The score for The Lion, The Witch, and The Wardrobe has more than just strong themes. There are many musical ideas and solo performances here that make the music unique and constantly interesting. These include the use of the duduk as Mr. Tumnus' pipe in "A Narnia Lullaby", Tibetan singers and heavy percussion for "Stone Table", Lisbeth Scott's ethereal vocals over many scenes including the main titles in "Evacuating London", and High Marsh's electric violin. To be sure, the latter two appear in almost every one of Gregson-Williams' scores, but are used for a different effect here. The electric violin has its strongest presence in "Lucy Meets Mr. Tumnus" and adds a chill to the music for the wintery Narnia. The other notable cue is when the violin performs the heroic cue at the beginning of "Stone Table" in a very haunting and unheroic style. Another notable moment in the score is the hints of the Narnia theme as a counter melody during the main titles, which are encompassed in the cue "Evacuating London". The final statement of the theme in the cue is on the French horn and it is a very powerful moment that is built up to through the cue from the piano solo performance of the children's theme at the beginning.
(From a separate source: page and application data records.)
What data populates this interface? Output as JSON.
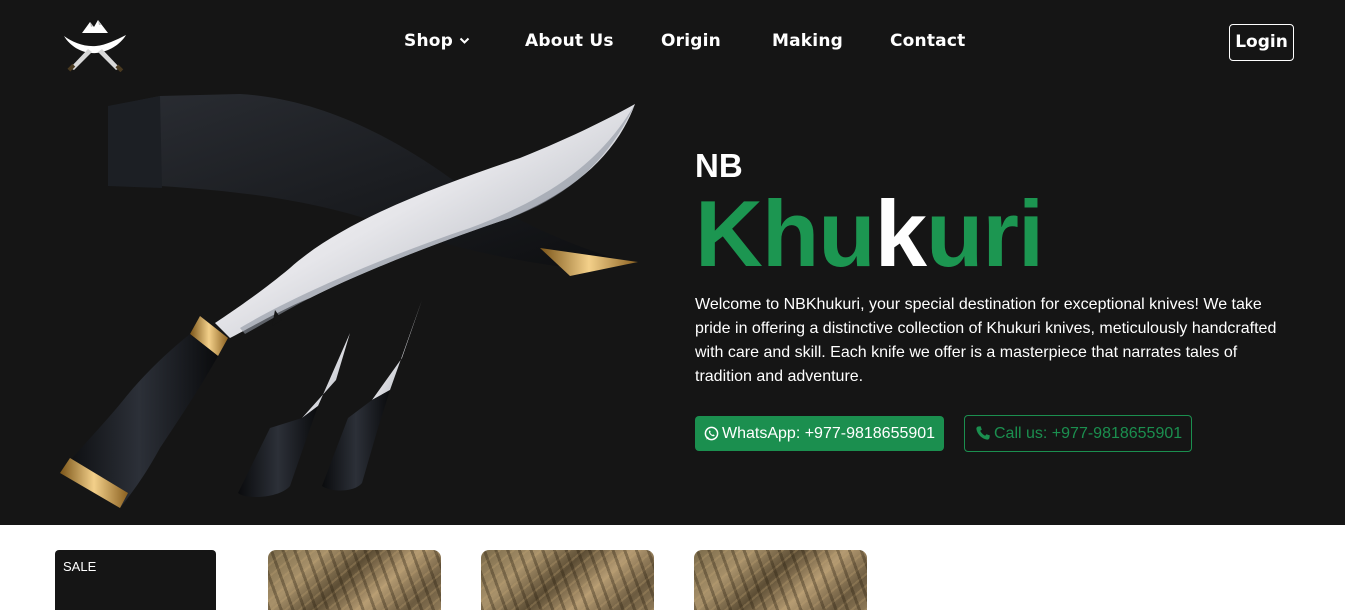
{
  "nav": {
    "items": [
      {
        "label": "Shop",
        "dropdown": true
      },
      {
        "label": "About Us"
      },
      {
        "label": "Origin"
      },
      {
        "label": "Making"
      },
      {
        "label": "Contact"
      }
    ],
    "login_label": "Login"
  },
  "hero": {
    "brand_prefix": "NB",
    "title_part1": "Khu",
    "title_part2": "k",
    "title_part3": "uri",
    "description": "Welcome to NBKhukuri, your special destination for exceptional knives! We take pride in offering a distinctive collection of Khukuri knives, meticulously handcrafted with care and skill. Each knife we offer is a masterpiece that narrates tales of tradition and adventure.",
    "whatsapp_label": "WhatsApp: +977-9818655901",
    "call_label": "Call us: +977-9818655901"
  },
  "products": {
    "sale_label": "SALE"
  },
  "colors": {
    "background": "#151515",
    "accent_green": "#1c9651",
    "text": "#ffffff"
  },
  "icons": {
    "logo": "crossed-khukuri-logo",
    "shop_dropdown": "chevron-down-icon",
    "whatsapp": "whatsapp-icon",
    "phone": "phone-icon"
  }
}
The climactic track, "The Battle," as I said before, is easily the highlight of the score. The chorus and brass performances here are outstanding. The cue sounds a lot like some battle moments from Kingdom of Heaven, but Gregson-Williams improved upon the sound and entwined his Narnia themes much more than he did for the Crusades film. The percussion set the tone for this cue while the orchestra and chorus play over it. This is not the chaotic pounding percussion so often heard in action sequences, but an almost restrained, yet moving, steady rhythm of multiple types of drums, including timpani, snare, and wood drums. This sets a strong foundation for the choir's most prominent performance, which, unlike Kingdom of Heaven, has a smaller, though still significant role in the score. In this climactic cue, we hear the most varied forms of the Heroic and Children's themes that blend together with and play over the rest of the action music. The concluding score track, "Only the Beginning of the Adventure" reprises the main themes with an uplifting tone; the last appearance of the electric violin takes on a less suspenseful tone here and leads into the final, moving statement of the Heroic theme.
The score portion of the album is a bit shorter than I would have liked, given the size and scope of the production, but four songs are added on at the end to fill out the disc. Harry Gregson-Williams was involved with two of these, "Can't Take It In" performed by Imogen Heap and "Where" performed by Lisbeth Scott, and the latter incorporates the Children's theme into the orchestrations. The other two songs are probably not necessary for the soundtrack. However, I should mention that the Alanis Morissette song, "Wunderkind", is actually decent and was written specifically for the film; the lyrics are from Lucy's point of view. Songs aside, The Lion, The Witch, and The Wardrobe is one of the best scores this year and truly shows Gregson-Williams's growth and talent as a composer of many different styles of music.
This review was originally posted on SoundtractNet.